++++ Supplied information ++++
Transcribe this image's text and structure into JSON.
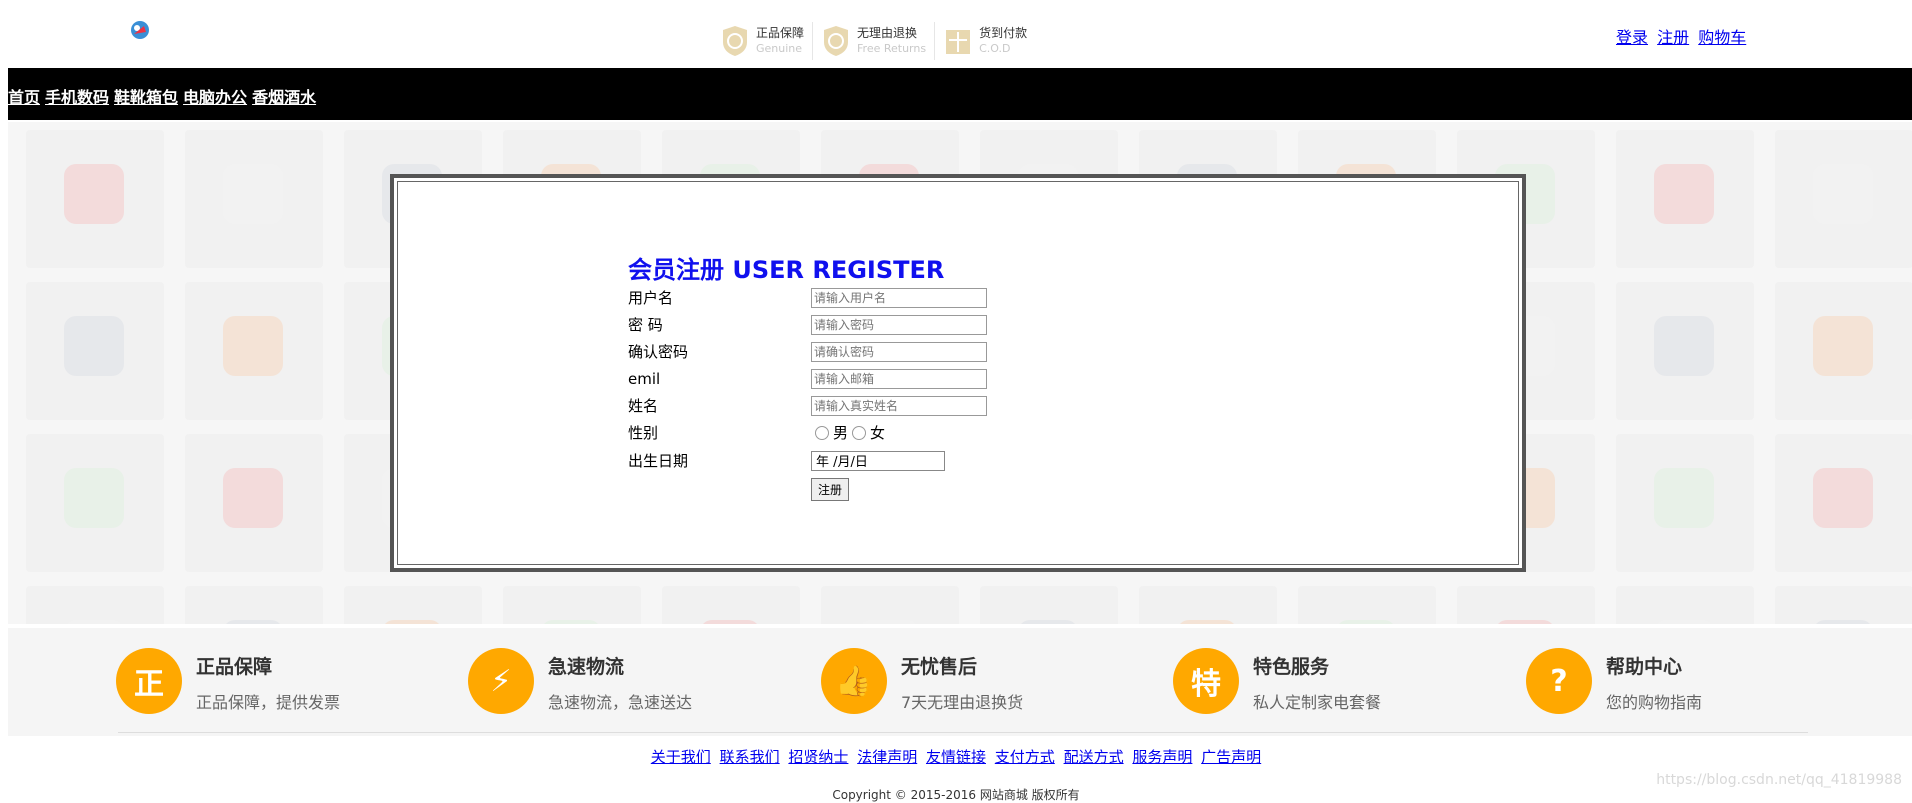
{
  "header": {
    "guarantees": [
      {
        "cn": "正品保障",
        "en": "Genuine",
        "icon": "genuine-shield-icon"
      },
      {
        "cn": "无理由退换",
        "en": "Free Returns",
        "icon": "returns-shield-icon"
      },
      {
        "cn": "货到付款",
        "en": "C.O.D",
        "icon": "cod-icon"
      }
    ],
    "links": {
      "login": "登录",
      "register": "注册",
      "cart": "购物车"
    }
  },
  "nav": {
    "items": [
      "首页",
      "手机数码",
      "鞋靴箱包",
      "电脑办公",
      "香烟酒水"
    ]
  },
  "form": {
    "title": "会员注册 USER REGISTER",
    "fields": {
      "username": {
        "label": "用户名",
        "placeholder": "请输入用户名"
      },
      "password": {
        "label": "密 码",
        "placeholder": "请输入密码"
      },
      "confirm": {
        "label": "确认密码",
        "placeholder": "请确认密码"
      },
      "email": {
        "label": "emil",
        "placeholder": "请输入邮箱"
      },
      "realname": {
        "label": "姓名",
        "placeholder": "请输入真实姓名"
      }
    },
    "gender": {
      "label": "性别",
      "male": "男",
      "female": "女"
    },
    "birth": {
      "label": "出生日期",
      "placeholder": "年 /月/日"
    },
    "submit": "注册"
  },
  "features": [
    {
      "title": "正品保障",
      "desc": "正品保障，提供发票",
      "icon": "genuine-icon",
      "glyph": "正"
    },
    {
      "title": "急速物流",
      "desc": "急速物流，急速送达",
      "icon": "logistics-icon",
      "glyph": "⚡"
    },
    {
      "title": "无忧售后",
      "desc": "7天无理由退换货",
      "icon": "thumbs-up-icon",
      "glyph": "👍"
    },
    {
      "title": "特色服务",
      "desc": "私人定制家电套餐",
      "icon": "special-service-icon",
      "glyph": "特"
    },
    {
      "title": "帮助中心",
      "desc": "您的购物指南",
      "icon": "help-icon",
      "glyph": "?"
    }
  ],
  "footer": {
    "links": [
      "关于我们",
      "联系我们",
      "招贤纳士",
      "法律声明",
      "友情链接",
      "支付方式",
      "配送方式",
      "服务声明",
      "广告声明"
    ],
    "copyright": "Copyright © 2015-2016 网站商城 版权所有",
    "watermark": "https://blog.csdn.net/qq_41819988"
  },
  "colors": {
    "accent": "#ffa800",
    "title": "#1010ee",
    "nav_bg": "#000000"
  }
}
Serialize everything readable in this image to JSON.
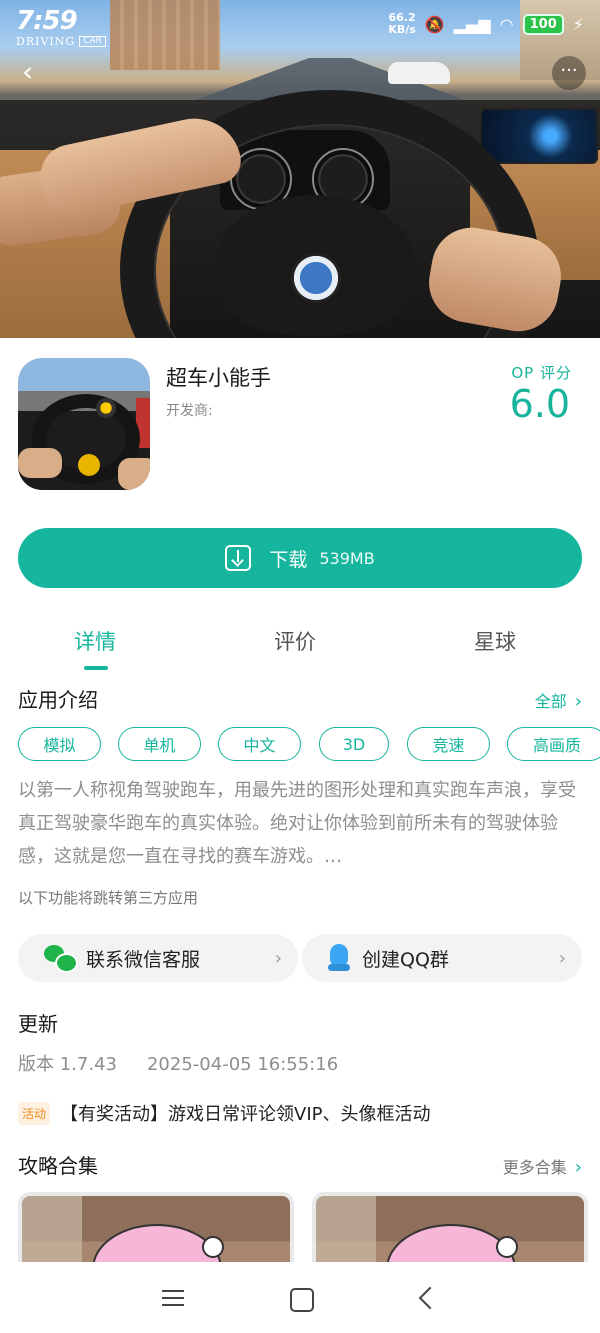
{
  "status_bar": {
    "time": "7:59",
    "brand_word": "DRIVING",
    "brand_car": "CAR",
    "net_speed": "66.2",
    "net_unit": "KB/s",
    "battery": "100"
  },
  "app": {
    "name": "超车小能手",
    "developer": "开发商:",
    "rating_label": "OP 评分",
    "rating_value": "6.0"
  },
  "download": {
    "label": "下载",
    "size": "539MB"
  },
  "tabs": [
    {
      "label": "详情",
      "active": true
    },
    {
      "label": "评价",
      "active": false
    },
    {
      "label": "星球",
      "active": false
    }
  ],
  "intro": {
    "title": "应用介绍",
    "all_label": "全部",
    "tags": [
      "模拟",
      "单机",
      "中文",
      "3D",
      "竞速",
      "高画质"
    ],
    "description": "以第一人称视角驾驶跑车，用最先进的图形处理和真实跑车声浪，享受真正驾驶豪华跑车的真实体验。绝对让你体验到前所未有的驾驶体验感，这就是您一直在寻找的赛车游戏。…",
    "third_party_note": "以下功能将跳转第三方应用"
  },
  "services": {
    "wechat_label": "联系微信客服",
    "qq_label": "创建QQ群"
  },
  "update": {
    "title": "更新",
    "version": "版本 1.7.43",
    "date": "2025-04-05 16:55:16"
  },
  "activity": {
    "badge": "活动",
    "text": "【有奖活动】游戏日常评论领VIP、头像框活动"
  },
  "guides": {
    "title": "攻略合集",
    "more_label": "更多合集"
  },
  "colors": {
    "accent": "#16b59d",
    "wechat": "#1fb44a",
    "qq": "#3aa6f3",
    "activity": "#f08a1f"
  }
}
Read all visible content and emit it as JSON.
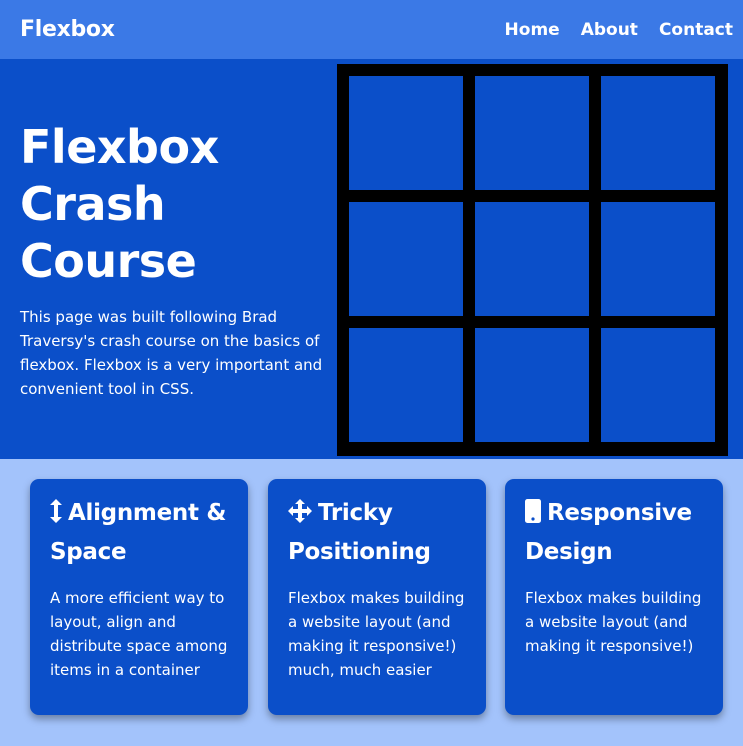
{
  "navbar": {
    "brand": "Flexbox",
    "links": [
      {
        "label": "Home"
      },
      {
        "label": "About"
      },
      {
        "label": "Contact"
      }
    ]
  },
  "hero": {
    "title": "Flexbox Crash Course",
    "text": "This page was built following Brad Traversy's crash course on the basics of flexbox. Flexbox is a very important and convenient tool in CSS.",
    "grid_cells": 9
  },
  "cards": [
    {
      "icon": "vertical-arrows-icon",
      "title": "Alignment & Space",
      "text": "A more efficient way to layout, align and distribute space among items in a container"
    },
    {
      "icon": "move-arrows-icon",
      "title": "Tricky Positioning",
      "text": "Flexbox makes building a website layout (and making it responsive!) much, much easier"
    },
    {
      "icon": "mobile-phone-icon",
      "title": "Responsive Design",
      "text": "Flexbox makes building a website layout (and making it responsive!)"
    }
  ],
  "colors": {
    "nav_bg": "#3b79e6",
    "hero_bg": "#0b4fc9",
    "page_bg": "#a3c3fb",
    "grid_border": "#000000"
  }
}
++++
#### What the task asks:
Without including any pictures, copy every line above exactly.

#### Your solution:
Transcribe this image's text and structure into JSON.
{
  "header": {
    "guarantees": [
      {
        "cn": "正品保障",
        "en": "Genuine",
        "icon": "genuine-shield-icon"
      },
      {
        "cn": "无理由退换",
        "en": "Free Returns",
        "icon": "returns-shield-icon"
      },
      {
        "cn": "货到付款",
        "en": "C.O.D",
        "icon": "cod-icon"
      }
    ],
    "links": {
      "login": "登录",
      "register": "注册",
      "cart": "购物车"
    }
  },
  "nav": {
    "items": [
      "首页",
      "手机数码",
      "鞋靴箱包",
      "电脑办公",
      "香烟酒水"
    ]
  },
  "form": {
    "title": "会员注册 USER REGISTER",
    "fields": {
      "username": {
        "label": "用户名",
        "placeholder": "请输入用户名"
      },
      "password": {
        "label": "密 码",
        "placeholder": "请输入密码"
      },
      "confirm": {
        "label": "确认密码",
        "placeholder": "请确认密码"
      },
      "email": {
        "label": "emil",
        "placeholder": "请输入邮箱"
      },
      "realname": {
        "label": "姓名",
        "placeholder": "请输入真实姓名"
      }
    },
    "gender": {
      "label": "性别",
      "male": "男",
      "female": "女"
    },
    "birth": {
      "label": "出生日期",
      "placeholder": "年 /月/日"
    },
    "submit": "注册"
  },
  "features": [
    {
      "title": "正品保障",
      "desc": "正品保障，提供发票",
      "icon": "genuine-icon",
      "glyph": "正"
    },
    {
      "title": "急速物流",
      "desc": "急速物流，急速送达",
      "icon": "logistics-icon",
      "glyph": "⚡"
    },
    {
      "title": "无忧售后",
      "desc": "7天无理由退换货",
      "icon": "thumbs-up-icon",
      "glyph": "👍"
    },
    {
      "title": "特色服务",
      "desc": "私人定制家电套餐",
      "icon": "special-service-icon",
      "glyph": "特"
    },
    {
      "title": "帮助中心",
      "desc": "您的购物指南",
      "icon": "help-icon",
      "glyph": "?"
    }
  ],
  "footer": {
    "links": [
      "关于我们",
      "联系我们",
      "招贤纳士",
      "法律声明",
      "友情链接",
      "支付方式",
      "配送方式",
      "服务声明",
      "广告声明"
    ],
    "copyright": "Copyright © 2015-2016 网站商城 版权所有",
    "watermark": "https://blog.csdn.net/qq_41819988"
  },
  "colors": {
    "accent": "#ffa800",
    "title": "#1010ee",
    "nav_bg": "#000000"
  }
}
Serialize everything readable in this image to JSON.
{
  "status_bar": {
    "time": "7:59",
    "brand_word": "DRIVING",
    "brand_car": "CAR",
    "net_speed": "66.2",
    "net_unit": "KB/s",
    "battery": "100"
  },
  "app": {
    "name": "超车小能手",
    "developer": "开发商:",
    "rating_label": "OP 评分",
    "rating_value": "6.0"
  },
  "download": {
    "label": "下载",
    "size": "539MB"
  },
  "tabs": [
    {
      "label": "详情",
      "active": true
    },
    {
      "label": "评价",
      "active": false
    },
    {
      "label": "星球",
      "active": false
    }
  ],
  "intro": {
    "title": "应用介绍",
    "all_label": "全部",
    "tags": [
      "模拟",
      "单机",
      "中文",
      "3D",
      "竞速",
      "高画质"
    ],
    "description": "以第一人称视角驾驶跑车，用最先进的图形处理和真实跑车声浪，享受真正驾驶豪华跑车的真实体验。绝对让你体验到前所未有的驾驶体验感，这就是您一直在寻找的赛车游戏。…",
    "third_party_note": "以下功能将跳转第三方应用"
  },
  "services": {
    "wechat_label": "联系微信客服",
    "qq_label": "创建QQ群"
  },
  "update": {
    "title": "更新",
    "version": "版本 1.7.43",
    "date": "2025-04-05 16:55:16"
  },
  "activity": {
    "badge": "活动",
    "text": "【有奖活动】游戏日常评论领VIP、头像框活动"
  },
  "guides": {
    "title": "攻略合集",
    "more_label": "更多合集"
  },
  "colors": {
    "accent": "#16b59d",
    "wechat": "#1fb44a",
    "qq": "#3aa6f3",
    "activity": "#f08a1f"
  }
}
Read all visible content and emit it as JSON.
{
  "navbar": {
    "brand": "Flexbox",
    "links": [
      {
        "label": "Home"
      },
      {
        "label": "About"
      },
      {
        "label": "Contact"
      }
    ]
  },
  "hero": {
    "title": "Flexbox Crash Course",
    "text": "This page was built following Brad Traversy's crash course on the basics of flexbox. Flexbox is a very important and convenient tool in CSS.",
    "grid_cells": 9
  },
  "cards": [
    {
      "icon": "vertical-arrows-icon",
      "title": "Alignment & Space",
      "text": "A more efficient way to layout, align and distribute space among items in a container"
    },
    {
      "icon": "move-arrows-icon",
      "title": "Tricky Positioning",
      "text": "Flexbox makes building a website layout (and making it responsive!) much, much easier"
    },
    {
      "icon": "mobile-phone-icon",
      "title": "Responsive Design",
      "text": "Flexbox makes building a website layout (and making it responsive!)"
    }
  ],
  "colors": {
    "nav_bg": "#3b79e6",
    "hero_bg": "#0b4fc9",
    "page_bg": "#a3c3fb",
    "grid_border": "#000000"
  }
}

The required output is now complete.